** Opening DATA block **

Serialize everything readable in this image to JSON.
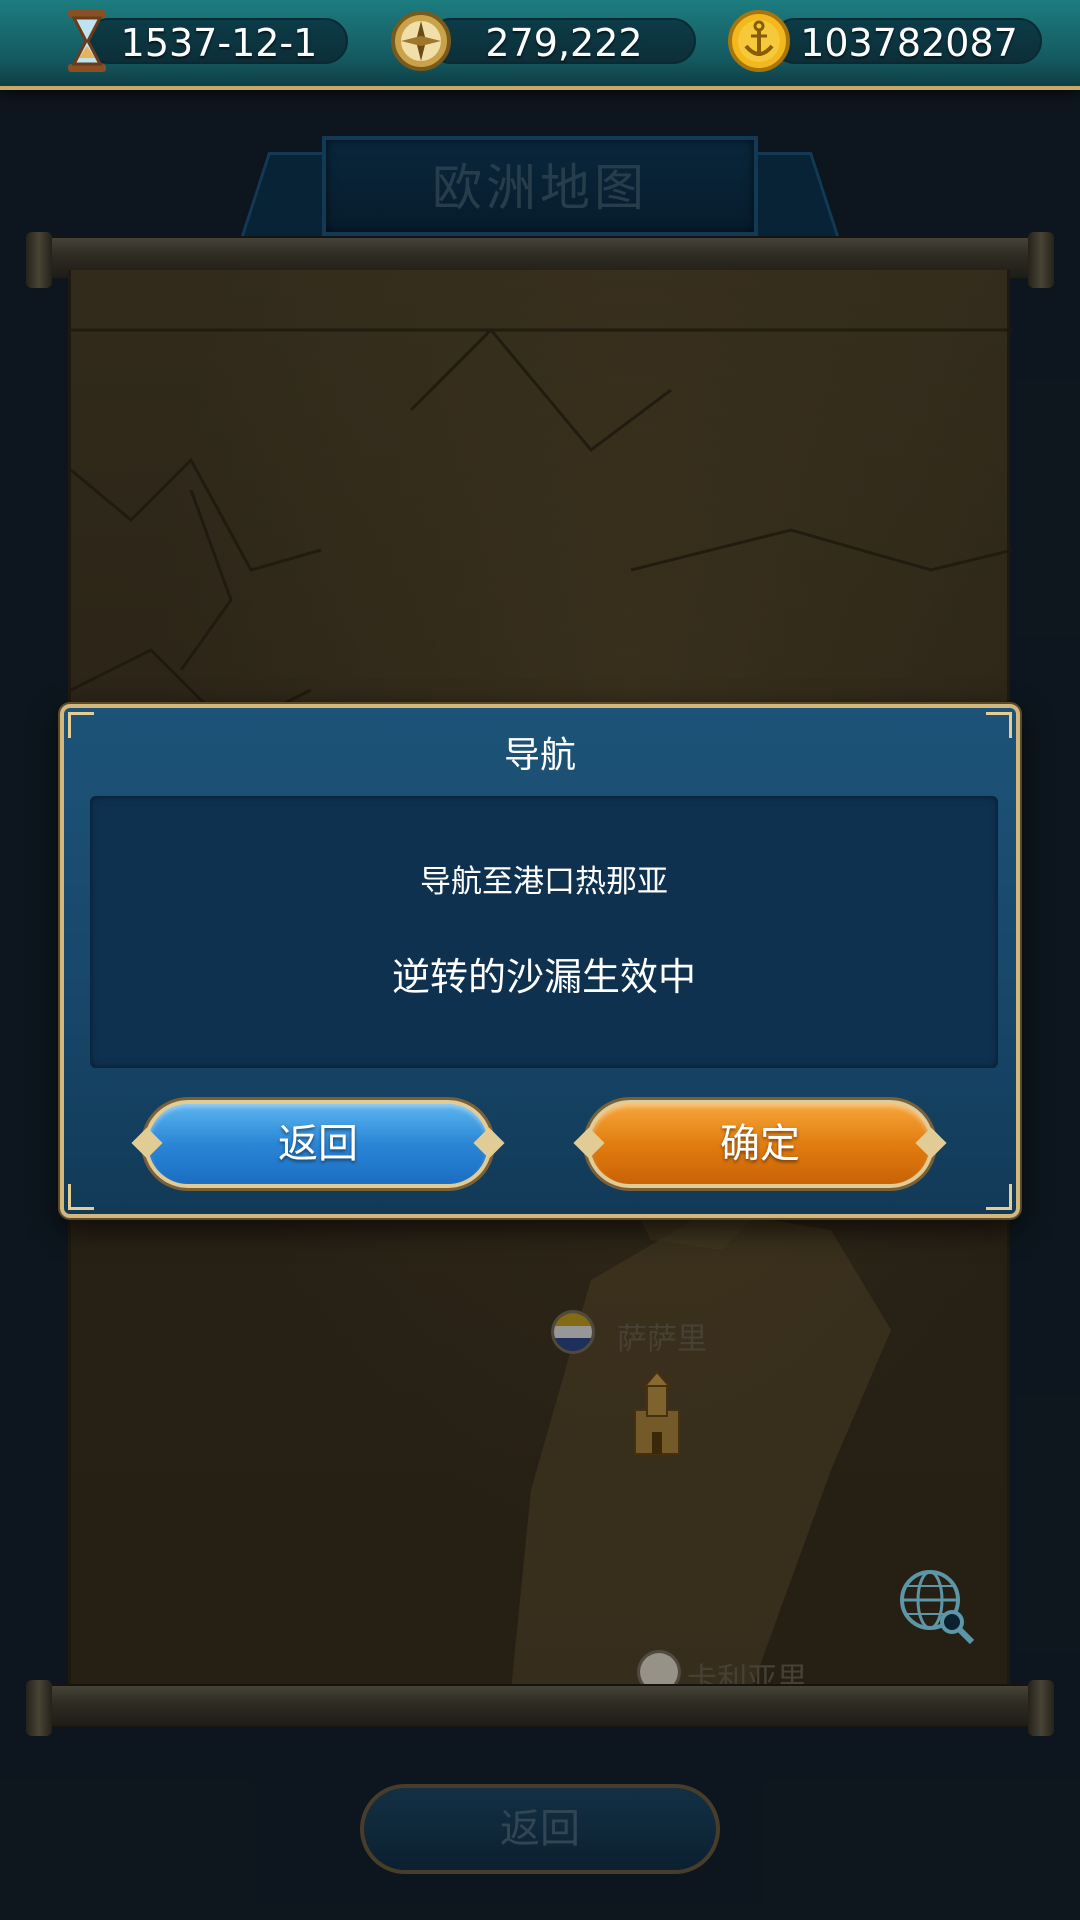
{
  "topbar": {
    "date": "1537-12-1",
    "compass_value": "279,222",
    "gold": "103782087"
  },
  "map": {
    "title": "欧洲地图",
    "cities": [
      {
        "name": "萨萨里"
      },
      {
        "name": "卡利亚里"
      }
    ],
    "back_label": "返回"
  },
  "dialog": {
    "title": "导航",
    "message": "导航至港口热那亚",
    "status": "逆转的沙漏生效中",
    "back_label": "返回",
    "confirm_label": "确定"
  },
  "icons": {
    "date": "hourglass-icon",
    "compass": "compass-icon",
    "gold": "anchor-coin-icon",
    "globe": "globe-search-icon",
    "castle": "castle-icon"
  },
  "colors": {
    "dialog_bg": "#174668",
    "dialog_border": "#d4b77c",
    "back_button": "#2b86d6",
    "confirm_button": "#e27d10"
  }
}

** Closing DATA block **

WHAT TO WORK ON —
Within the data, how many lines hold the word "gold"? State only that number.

YOUR SOLUTION —
2